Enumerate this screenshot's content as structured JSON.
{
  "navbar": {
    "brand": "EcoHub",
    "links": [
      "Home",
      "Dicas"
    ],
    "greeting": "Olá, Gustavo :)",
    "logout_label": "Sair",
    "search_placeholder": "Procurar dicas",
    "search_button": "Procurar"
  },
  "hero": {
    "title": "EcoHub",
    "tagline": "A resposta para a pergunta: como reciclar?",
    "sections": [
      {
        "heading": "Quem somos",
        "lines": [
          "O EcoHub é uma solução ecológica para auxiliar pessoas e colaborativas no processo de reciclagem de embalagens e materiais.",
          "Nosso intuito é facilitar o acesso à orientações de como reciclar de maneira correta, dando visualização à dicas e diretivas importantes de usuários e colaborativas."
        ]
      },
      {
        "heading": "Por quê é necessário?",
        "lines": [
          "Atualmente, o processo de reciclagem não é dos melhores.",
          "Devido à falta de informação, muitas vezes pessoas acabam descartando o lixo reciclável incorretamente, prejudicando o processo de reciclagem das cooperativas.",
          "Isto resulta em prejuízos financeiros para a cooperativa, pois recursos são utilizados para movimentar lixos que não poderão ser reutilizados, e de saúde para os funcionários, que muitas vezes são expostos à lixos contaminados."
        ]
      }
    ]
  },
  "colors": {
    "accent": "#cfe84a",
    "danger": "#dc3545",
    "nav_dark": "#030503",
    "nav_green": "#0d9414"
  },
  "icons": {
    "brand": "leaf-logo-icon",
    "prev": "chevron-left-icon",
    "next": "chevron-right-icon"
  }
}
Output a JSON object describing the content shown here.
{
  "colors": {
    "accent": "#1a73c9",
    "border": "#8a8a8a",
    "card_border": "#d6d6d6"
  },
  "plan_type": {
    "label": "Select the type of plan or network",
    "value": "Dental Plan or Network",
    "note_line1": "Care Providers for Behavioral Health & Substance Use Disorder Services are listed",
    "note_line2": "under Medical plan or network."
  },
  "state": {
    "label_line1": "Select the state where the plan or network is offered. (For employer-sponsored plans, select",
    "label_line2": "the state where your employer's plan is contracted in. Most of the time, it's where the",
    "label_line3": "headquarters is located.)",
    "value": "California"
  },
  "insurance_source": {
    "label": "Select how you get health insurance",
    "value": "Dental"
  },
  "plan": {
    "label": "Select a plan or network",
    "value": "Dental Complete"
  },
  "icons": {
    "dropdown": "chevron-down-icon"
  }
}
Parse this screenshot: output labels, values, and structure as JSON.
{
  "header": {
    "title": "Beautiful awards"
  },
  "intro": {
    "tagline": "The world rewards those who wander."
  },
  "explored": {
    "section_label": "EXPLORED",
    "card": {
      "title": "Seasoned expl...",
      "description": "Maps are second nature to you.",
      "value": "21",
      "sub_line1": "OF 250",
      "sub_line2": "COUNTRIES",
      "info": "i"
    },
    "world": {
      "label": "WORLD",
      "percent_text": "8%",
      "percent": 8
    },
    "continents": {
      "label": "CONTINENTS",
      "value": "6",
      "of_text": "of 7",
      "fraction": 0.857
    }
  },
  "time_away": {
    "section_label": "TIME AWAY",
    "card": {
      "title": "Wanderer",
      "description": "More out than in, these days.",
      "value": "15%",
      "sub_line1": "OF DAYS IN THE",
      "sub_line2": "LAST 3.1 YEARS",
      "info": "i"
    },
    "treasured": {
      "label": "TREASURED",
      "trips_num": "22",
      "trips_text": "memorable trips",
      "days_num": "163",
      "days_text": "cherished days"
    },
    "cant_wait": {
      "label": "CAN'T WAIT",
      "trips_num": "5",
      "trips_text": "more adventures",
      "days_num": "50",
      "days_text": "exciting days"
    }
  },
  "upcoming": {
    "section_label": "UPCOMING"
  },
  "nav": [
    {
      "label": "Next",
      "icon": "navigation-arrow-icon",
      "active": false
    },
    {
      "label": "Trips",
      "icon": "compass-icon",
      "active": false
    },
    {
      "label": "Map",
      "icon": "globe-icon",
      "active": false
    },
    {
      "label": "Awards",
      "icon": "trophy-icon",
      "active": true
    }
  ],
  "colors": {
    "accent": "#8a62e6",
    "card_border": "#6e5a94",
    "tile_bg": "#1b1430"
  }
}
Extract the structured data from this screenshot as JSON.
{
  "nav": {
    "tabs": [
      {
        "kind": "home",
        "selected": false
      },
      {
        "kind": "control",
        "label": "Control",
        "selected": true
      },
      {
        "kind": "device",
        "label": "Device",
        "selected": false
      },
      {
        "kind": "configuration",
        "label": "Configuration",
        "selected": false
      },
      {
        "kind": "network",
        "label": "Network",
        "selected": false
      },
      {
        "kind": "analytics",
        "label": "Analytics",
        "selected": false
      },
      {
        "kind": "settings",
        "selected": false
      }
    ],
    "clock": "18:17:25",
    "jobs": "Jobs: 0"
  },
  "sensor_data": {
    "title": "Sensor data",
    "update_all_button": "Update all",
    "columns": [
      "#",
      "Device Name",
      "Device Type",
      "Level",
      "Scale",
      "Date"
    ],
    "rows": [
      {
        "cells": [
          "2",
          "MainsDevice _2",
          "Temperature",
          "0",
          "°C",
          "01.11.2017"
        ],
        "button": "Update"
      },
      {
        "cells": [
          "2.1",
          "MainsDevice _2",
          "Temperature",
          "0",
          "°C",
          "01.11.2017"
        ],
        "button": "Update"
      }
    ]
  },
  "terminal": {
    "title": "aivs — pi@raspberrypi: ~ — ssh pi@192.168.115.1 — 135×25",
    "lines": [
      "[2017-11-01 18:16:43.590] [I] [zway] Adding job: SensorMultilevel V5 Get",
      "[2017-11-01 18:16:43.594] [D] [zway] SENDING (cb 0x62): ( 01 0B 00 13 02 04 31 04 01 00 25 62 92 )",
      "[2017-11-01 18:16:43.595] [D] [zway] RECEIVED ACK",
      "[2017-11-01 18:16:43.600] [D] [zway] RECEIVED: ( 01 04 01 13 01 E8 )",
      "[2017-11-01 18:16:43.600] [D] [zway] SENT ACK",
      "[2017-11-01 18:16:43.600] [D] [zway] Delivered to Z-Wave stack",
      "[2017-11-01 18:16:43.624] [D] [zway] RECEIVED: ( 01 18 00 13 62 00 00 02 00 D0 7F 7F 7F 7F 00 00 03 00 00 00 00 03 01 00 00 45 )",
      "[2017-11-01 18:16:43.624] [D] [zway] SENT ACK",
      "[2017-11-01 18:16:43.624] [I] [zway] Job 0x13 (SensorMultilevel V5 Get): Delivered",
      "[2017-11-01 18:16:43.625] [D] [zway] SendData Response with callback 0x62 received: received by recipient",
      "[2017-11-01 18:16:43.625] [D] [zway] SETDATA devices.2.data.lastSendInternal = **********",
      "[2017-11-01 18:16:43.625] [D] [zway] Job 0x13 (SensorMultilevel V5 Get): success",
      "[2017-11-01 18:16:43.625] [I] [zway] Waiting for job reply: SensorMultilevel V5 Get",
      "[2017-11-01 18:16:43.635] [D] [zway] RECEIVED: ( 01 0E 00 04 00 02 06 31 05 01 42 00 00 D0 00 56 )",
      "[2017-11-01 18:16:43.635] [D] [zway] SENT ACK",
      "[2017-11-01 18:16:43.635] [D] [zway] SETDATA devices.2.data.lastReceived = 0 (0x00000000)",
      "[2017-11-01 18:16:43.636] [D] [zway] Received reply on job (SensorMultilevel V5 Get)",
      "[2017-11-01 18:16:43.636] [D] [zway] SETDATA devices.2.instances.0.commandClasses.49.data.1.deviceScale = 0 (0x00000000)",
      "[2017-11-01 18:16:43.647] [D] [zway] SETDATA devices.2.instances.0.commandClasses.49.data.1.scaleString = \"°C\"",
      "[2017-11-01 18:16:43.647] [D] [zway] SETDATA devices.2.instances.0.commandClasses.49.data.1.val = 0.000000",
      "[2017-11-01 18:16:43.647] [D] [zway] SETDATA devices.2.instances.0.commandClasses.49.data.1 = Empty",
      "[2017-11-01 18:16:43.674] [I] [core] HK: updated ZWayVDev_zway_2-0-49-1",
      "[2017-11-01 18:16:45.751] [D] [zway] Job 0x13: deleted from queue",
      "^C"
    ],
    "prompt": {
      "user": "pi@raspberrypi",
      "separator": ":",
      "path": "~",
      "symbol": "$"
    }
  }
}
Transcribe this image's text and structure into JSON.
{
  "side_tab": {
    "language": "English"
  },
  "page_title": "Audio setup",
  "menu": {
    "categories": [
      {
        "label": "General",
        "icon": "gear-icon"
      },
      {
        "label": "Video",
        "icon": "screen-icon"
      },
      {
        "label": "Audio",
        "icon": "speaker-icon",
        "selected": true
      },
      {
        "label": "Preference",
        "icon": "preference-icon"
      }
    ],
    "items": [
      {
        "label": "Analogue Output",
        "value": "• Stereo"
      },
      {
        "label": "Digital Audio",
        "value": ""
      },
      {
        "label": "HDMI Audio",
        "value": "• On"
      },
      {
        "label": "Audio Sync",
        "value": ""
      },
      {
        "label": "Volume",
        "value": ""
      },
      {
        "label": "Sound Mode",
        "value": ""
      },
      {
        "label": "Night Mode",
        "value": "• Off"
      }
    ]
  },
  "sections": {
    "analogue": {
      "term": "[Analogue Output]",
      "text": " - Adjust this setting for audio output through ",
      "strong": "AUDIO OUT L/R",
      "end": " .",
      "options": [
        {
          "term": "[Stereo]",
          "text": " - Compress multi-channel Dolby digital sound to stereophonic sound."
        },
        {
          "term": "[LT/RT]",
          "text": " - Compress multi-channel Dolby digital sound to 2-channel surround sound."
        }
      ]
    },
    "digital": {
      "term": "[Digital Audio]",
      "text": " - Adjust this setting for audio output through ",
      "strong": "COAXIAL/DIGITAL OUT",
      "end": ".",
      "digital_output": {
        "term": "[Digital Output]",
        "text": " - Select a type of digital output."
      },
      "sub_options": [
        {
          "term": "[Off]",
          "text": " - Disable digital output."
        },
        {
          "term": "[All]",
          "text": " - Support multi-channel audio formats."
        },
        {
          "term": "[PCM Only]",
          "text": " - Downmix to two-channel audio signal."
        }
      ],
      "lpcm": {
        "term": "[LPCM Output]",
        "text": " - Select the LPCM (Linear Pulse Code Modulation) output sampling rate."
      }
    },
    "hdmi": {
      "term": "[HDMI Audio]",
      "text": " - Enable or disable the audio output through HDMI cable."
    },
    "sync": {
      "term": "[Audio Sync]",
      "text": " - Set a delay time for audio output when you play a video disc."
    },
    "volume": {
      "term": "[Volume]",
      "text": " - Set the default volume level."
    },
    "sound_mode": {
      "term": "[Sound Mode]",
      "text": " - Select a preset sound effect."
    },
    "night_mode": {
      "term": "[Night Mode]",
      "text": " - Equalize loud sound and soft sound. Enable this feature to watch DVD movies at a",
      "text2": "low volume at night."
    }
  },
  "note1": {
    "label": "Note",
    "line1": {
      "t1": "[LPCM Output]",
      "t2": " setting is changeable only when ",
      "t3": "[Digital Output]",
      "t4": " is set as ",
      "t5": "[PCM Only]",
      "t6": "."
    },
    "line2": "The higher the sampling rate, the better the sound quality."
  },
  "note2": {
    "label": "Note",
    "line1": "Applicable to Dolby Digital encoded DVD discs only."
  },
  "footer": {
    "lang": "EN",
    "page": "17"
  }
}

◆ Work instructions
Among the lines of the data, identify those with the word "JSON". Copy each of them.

◆ Completed task
Enumerate this screenshot's content as structured JSON.
Output a JSON object describing the content shown here.
Parse this screenshot: output labels, values, and structure as JSON.
Extract the structured data from this screenshot as JSON.
Transcribe this image's text and structure into JSON.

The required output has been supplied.